William H.A. Willbond MSM, CD
My grandpa made axe handles he never had any money
When he got the old age pension he thought it was funny
A cheque every month for just being old?
Canada is a country that shares of its gold
He bought the newspaper and his pipe tabbacky
Some new coveralls and a straw hat that was tacky
We walked to the Arbour’s store and he bought me a coke
But we would stop half there and he’d sit and he’d smoke
He sat on his hunkers there were no chairs in the Shanty
He never put on airs and he never dressed fancy
He wore his old hat to church with his suit and his tie
I still miss him yet because too soon he would die
And now just like my old Grandpa I receive the OAP
No one is luckier than an old soldier like me
Lynne and I have four kids and have grandchildren 9
Life it is good and we are all doing just fine
There are my six brothers and two sisters too
They all have families and children quite a few
We still have our family’s deep love for each other
We owe it to Grandpa and our Dad and Mother!
©Copyright May 26, 2008 by William H.A. Willbond MSM, CD
Author’s Note: Inspired by the article, partly reproduced below
I grew up with practical grandparents who had been frightened by the Great Depression in the 1930’s. A grandmother, God love her, who washed aluminum foil after she cooked in it, then reused it. She was the original recycle queen, before they had a Name for it. A grandfather who was happier getting old shoes fixed than buying new ones.
Their marriage was good, their dreams focused. Their best friends lived barely a wave away. I can see them now, Grandpa in trousers, tee shirt and a hat and Grandma in a house dress, lawn mower in one hand, and dish-towel in the other. It was the time for fixing things: a curtain rod, the kitchen radio, screen door, the oven door, the hem in a dress. Things we keep.
It was a way of life, and sometimes it made me crazy. All that repairing, eating, renewing: I wanted just once to be wasteful. Waste meant affluence. Throwing things away meant you knew there’d always be more.
But then my grandfather died, and on that clear fall night, in the warmth of the hospital room, I was struck with the pain of learning that sometimes there isn’t any more.

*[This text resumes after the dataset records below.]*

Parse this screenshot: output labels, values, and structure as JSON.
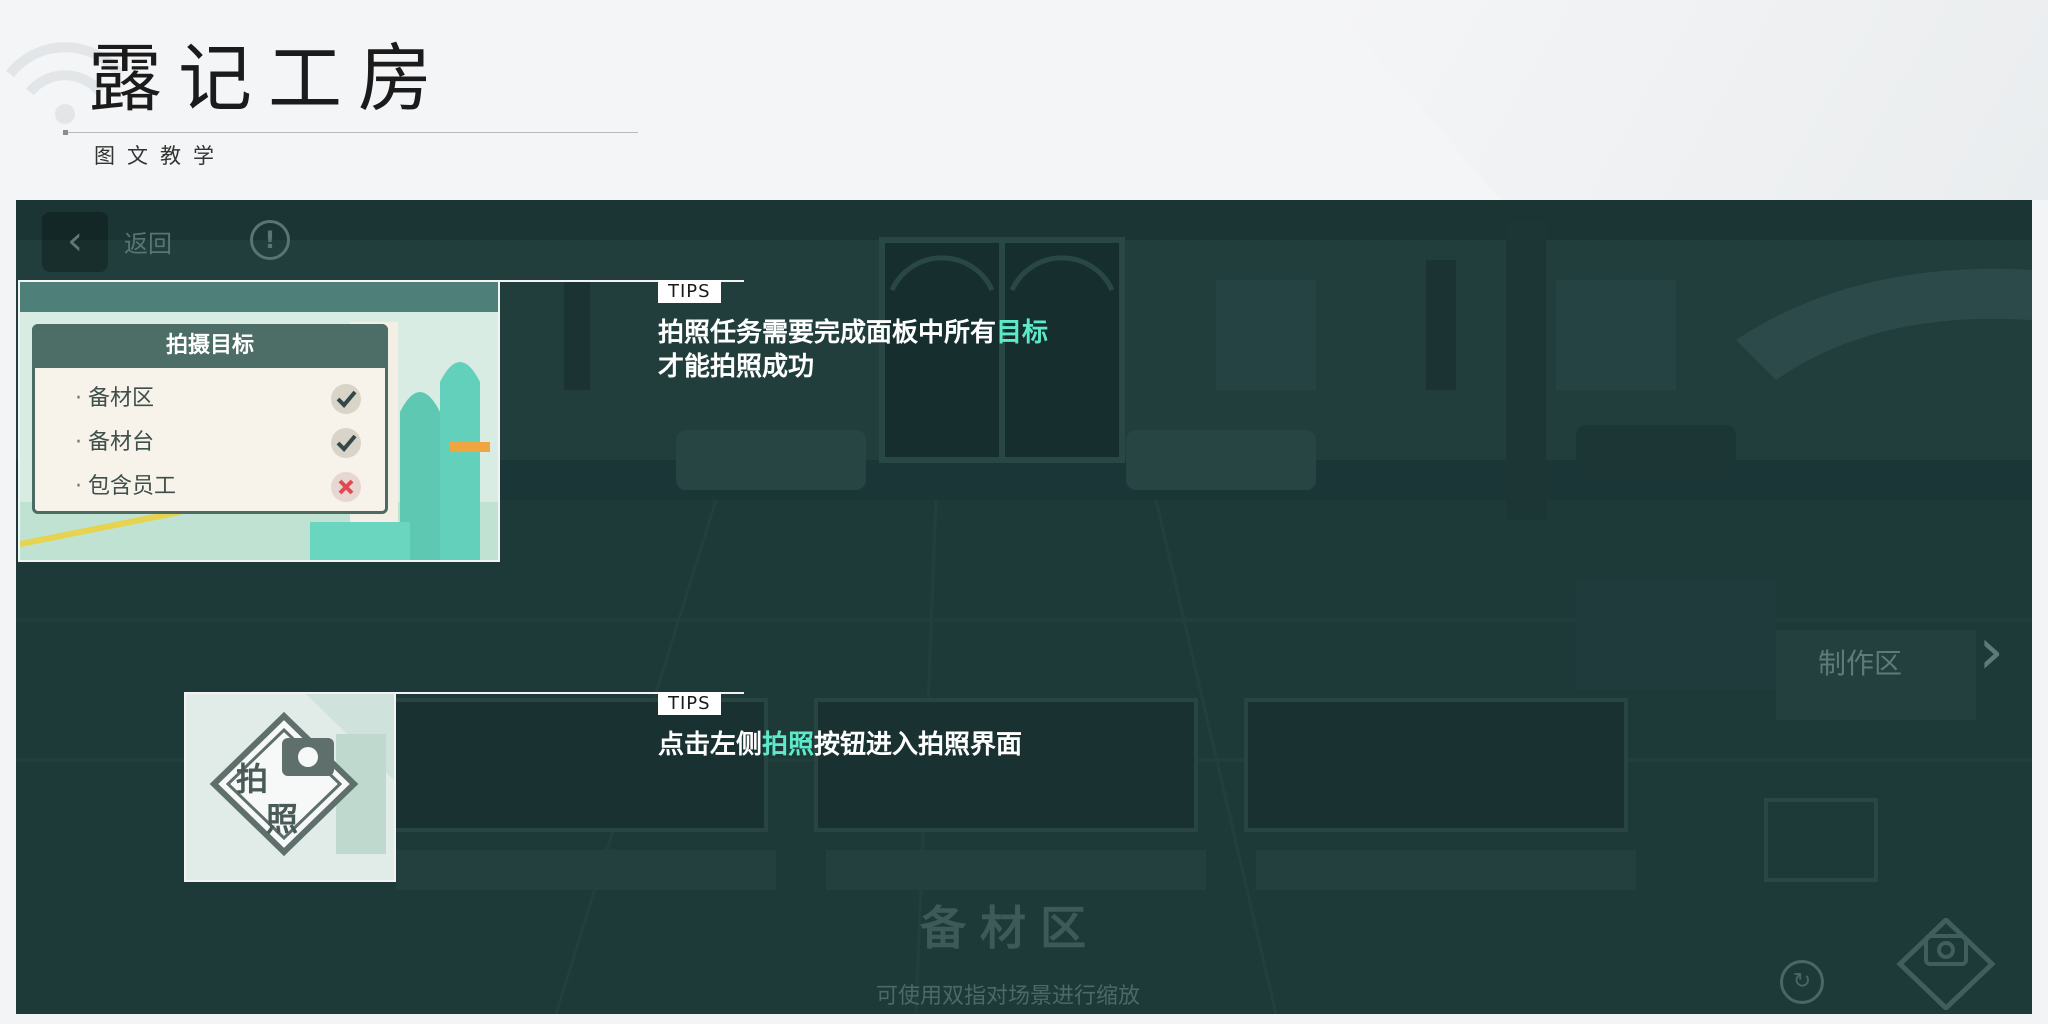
{
  "header": {
    "title": "露记工房",
    "subtitle": "图文教学"
  },
  "game_ui": {
    "back_label": "返回",
    "info_symbol": "!",
    "zone_label": "制作区",
    "bottom_chars": "备材区",
    "bottom_hint": "可使用双指对场景进行缩放"
  },
  "tips": [
    {
      "badge": "TIPS",
      "text_before": "拍照任务需要完成面板中所有",
      "highlight": "目标",
      "text_after": "",
      "line2": "才能拍照成功"
    },
    {
      "badge": "TIPS",
      "text_before": "点击左侧",
      "highlight": "拍照",
      "text_after": "按钮进入拍照界面",
      "line2": ""
    }
  ],
  "panel": {
    "title": "拍摄目标",
    "items": [
      {
        "label": "备材区",
        "status": "done"
      },
      {
        "label": "备材台",
        "status": "done"
      },
      {
        "label": "包含员工",
        "status": "missing"
      }
    ]
  },
  "photo_button": {
    "label_top": "拍",
    "label_bottom": "照"
  },
  "colors": {
    "highlight": "#5ee9c9",
    "scene_bg": "#233e3e",
    "panel_header": "#4d6e66"
  }
}
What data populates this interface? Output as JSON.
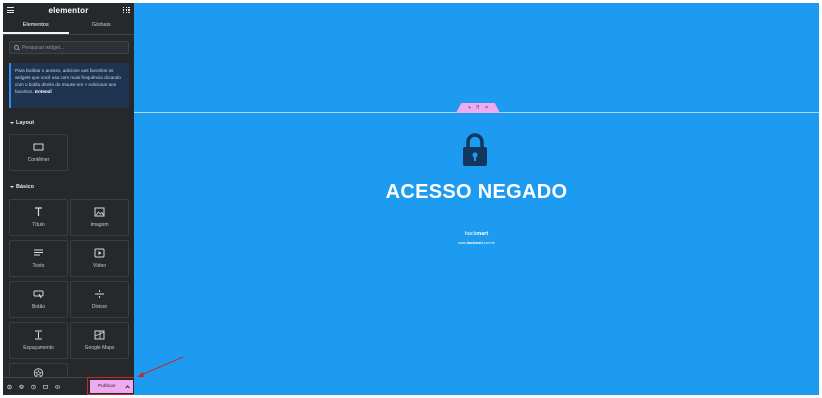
{
  "sidebar": {
    "logo": "elementor",
    "tabs": [
      "Elementos",
      "Globais"
    ],
    "search_placeholder": "Pesquisar widget...",
    "notice_text": "Para facilitar o acesso, adicione aos favoritos os widgets que você usa com mais frequência clicando com o botão direito do mouse em > Adicionar aos favoritos.",
    "notice_link": "Entendi",
    "layout_title": "Layout",
    "layout_widgets": [
      {
        "label": "Contêiner",
        "icon": "container-icon"
      }
    ],
    "basic_title": "Básico",
    "basic_widgets": [
      {
        "label": "Título",
        "icon": "heading-icon"
      },
      {
        "label": "Imagem",
        "icon": "image-icon"
      },
      {
        "label": "Texto",
        "icon": "text-editor-icon"
      },
      {
        "label": "Vídeo",
        "icon": "video-icon"
      },
      {
        "label": "Botão",
        "icon": "button-icon"
      },
      {
        "label": "Divisor",
        "icon": "divider-icon"
      },
      {
        "label": "Espaçamento",
        "icon": "spacer-icon"
      },
      {
        "label": "Google Maps",
        "icon": "map-icon"
      },
      {
        "label": "",
        "icon": "star-icon"
      }
    ],
    "footer_icons": [
      "settings-icon",
      "layers-icon",
      "history-icon",
      "responsive-icon",
      "preview-icon"
    ],
    "publish_label": "Publicar"
  },
  "canvas": {
    "background": "#1d9bf0",
    "section_handle": {
      "add": "+",
      "move": "⠿",
      "close": "×"
    },
    "headline": "ACESSO NEGADO",
    "brand_prefix": "hack",
    "brand_bold": "mart",
    "brand_url_prefix": "www.",
    "brand_url_bold": "hackmart",
    "brand_url_suffix": ".com.br"
  },
  "colors": {
    "sidebar_bg": "#26292c",
    "accent_pink": "#f0aaf0",
    "annotation_red": "#c42b2b"
  }
}
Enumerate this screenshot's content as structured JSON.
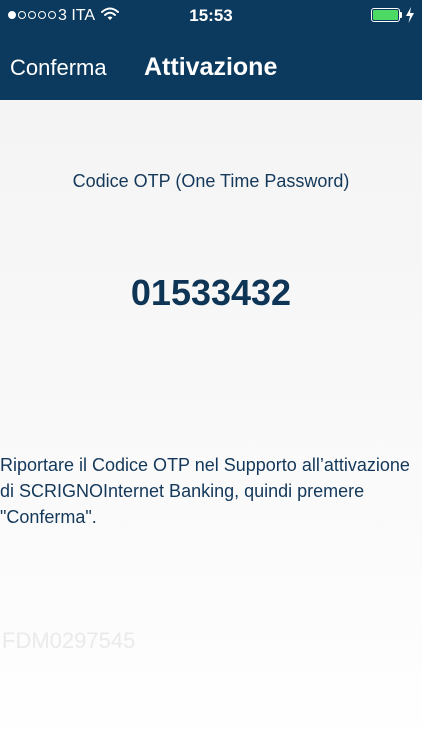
{
  "status_bar": {
    "carrier": "3 ITA",
    "time": "15:53",
    "signal_bars_filled": 1,
    "signal_bars_total": 5,
    "battery_level": 1.0,
    "battery_color": "#4cd964",
    "icons": [
      "wifi-icon",
      "battery-icon",
      "charging-icon"
    ]
  },
  "nav": {
    "confirm_label": "Conferma",
    "title": "Attivazione",
    "background": "#0b3a5e"
  },
  "otp": {
    "caption": "Codice OTP (One Time Password)",
    "code": "01533432"
  },
  "instructions": "Riportare il Codice OTP nel Supporto all’attivazione di SCRIGNOInternet Banking, quindi premere \"Conferma\".",
  "device_id": "FDM0297545"
}
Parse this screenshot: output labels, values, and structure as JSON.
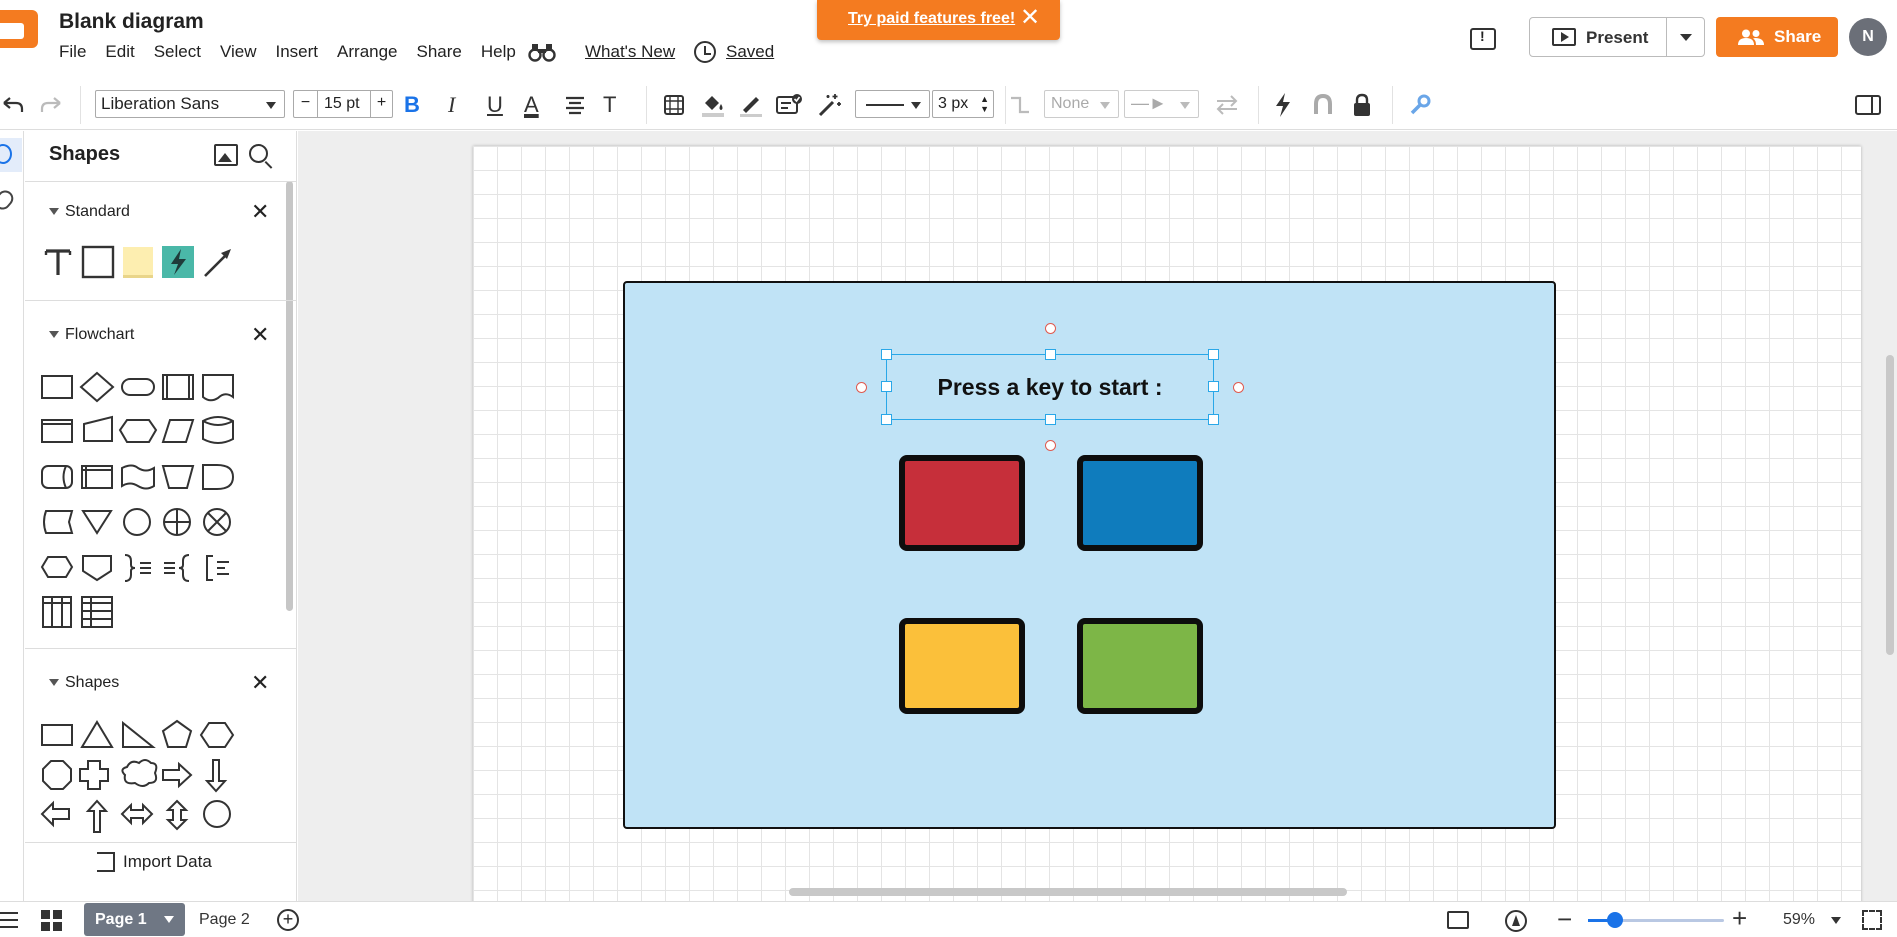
{
  "app": {
    "doc_title": "Blank diagram",
    "menus": [
      "File",
      "Edit",
      "Select",
      "View",
      "Insert",
      "Arrange",
      "Share",
      "Help"
    ],
    "whats_new": "What's New",
    "saved": "Saved",
    "promo_text": "Try paid features free!",
    "present_label": "Present",
    "share_label": "Share",
    "avatar_initial": "N",
    "accent": "#f47b20"
  },
  "toolbar": {
    "font_family": "Liberation Sans",
    "font_size": "15 pt",
    "bold": "B",
    "italic": "I",
    "underline": "U",
    "font_color_letter": "A",
    "text_options": "T",
    "line_width": "3 px",
    "endpoint_none": "None"
  },
  "shapes_panel": {
    "title": "Shapes",
    "sections": [
      {
        "title": "Standard"
      },
      {
        "title": "Flowchart"
      },
      {
        "title": "Shapes"
      }
    ],
    "import_label": "Import Data"
  },
  "canvas": {
    "prompt_text": "Press a key to start :",
    "board_color": "#c0e3f6",
    "tiles": [
      {
        "name": "red-tile",
        "color": "#c62f3a"
      },
      {
        "name": "blue-tile",
        "color": "#0f7cbd"
      },
      {
        "name": "yellow-tile",
        "color": "#fbc03a"
      },
      {
        "name": "green-tile",
        "color": "#7db647"
      }
    ]
  },
  "bottombar": {
    "pages": [
      "Page 1",
      "Page 2"
    ],
    "active_page": "Page 1",
    "zoom": "59%",
    "zoom_fraction": 0.2
  }
}
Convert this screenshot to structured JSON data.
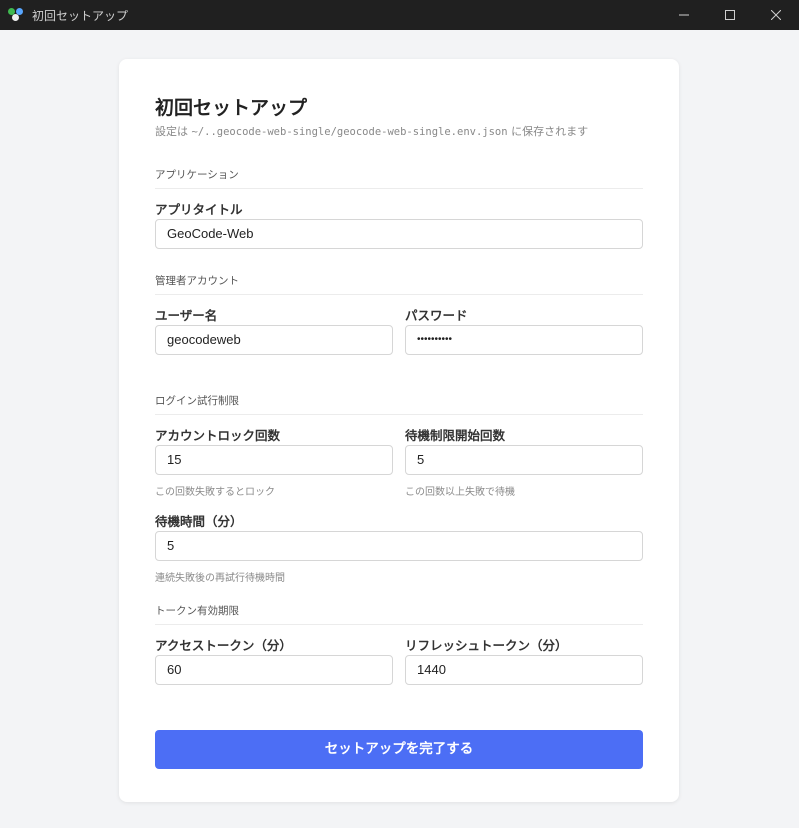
{
  "window": {
    "title": "初回セットアップ"
  },
  "header": {
    "title": "初回セットアップ",
    "subtitle_prefix": "設定は ",
    "subtitle_path": "~/..geocode-web-single/geocode-web-single.env.json",
    "subtitle_suffix": " に保存されます"
  },
  "sections": {
    "app": "アプリケーション",
    "admin": "管理者アカウント",
    "login": "ログイン試行制限",
    "token": "トークン有効期限"
  },
  "fields": {
    "app_title": {
      "label": "アプリタイトル",
      "value": "GeoCode-Web"
    },
    "username": {
      "label": "ユーザー名",
      "value": "geocodeweb"
    },
    "password": {
      "label": "パスワード",
      "value": "••••••••••"
    },
    "lock_count": {
      "label": "アカウントロック回数",
      "value": "15",
      "hint": "この回数失敗するとロック"
    },
    "wait_start": {
      "label": "待機制限開始回数",
      "value": "5",
      "hint": "この回数以上失敗で待機"
    },
    "wait_time": {
      "label": "待機時間（分）",
      "value": "5",
      "hint": "連続失敗後の再試行待機時間"
    },
    "access_token": {
      "label": "アクセストークン（分）",
      "value": "60"
    },
    "refresh_token": {
      "label": "リフレッシュトークン（分）",
      "value": "1440"
    }
  },
  "submit_label": "セットアップを完了する",
  "colors": {
    "accent": "#4c6ef5",
    "titlebar": "#202020"
  }
}
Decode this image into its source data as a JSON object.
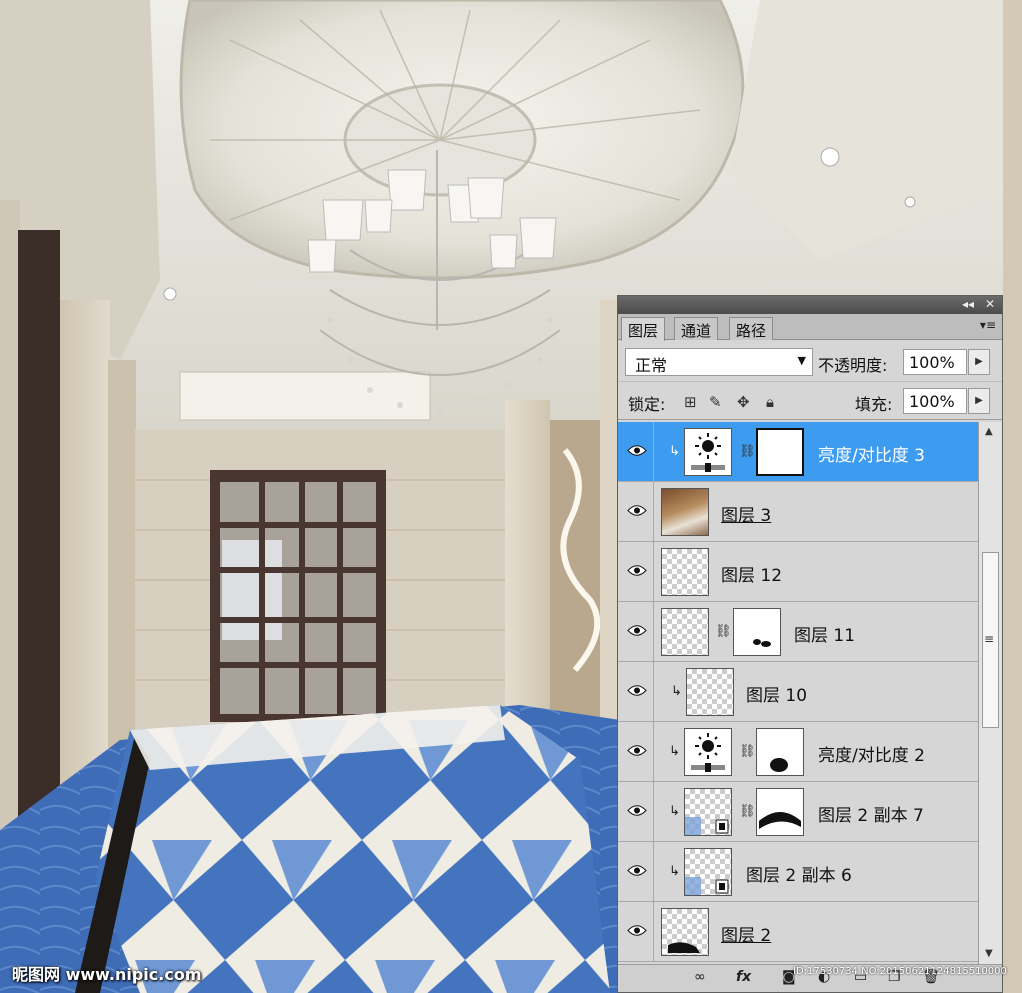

Sometimes, what we care about most gets all used up and goes away… never to return. So… while we have it, it’s best we love it… and care for it… and fix it when it’s broken… and heal it when it’s sick.
This is true… for marriage… and old cars… and children with bad report cards… and dogs and cats with bad hips… and aging parents… and grandparents. We keep them because they are worth it, because we are worth it. Some things we keep like a best friend that moved away or a class mate we grew up with.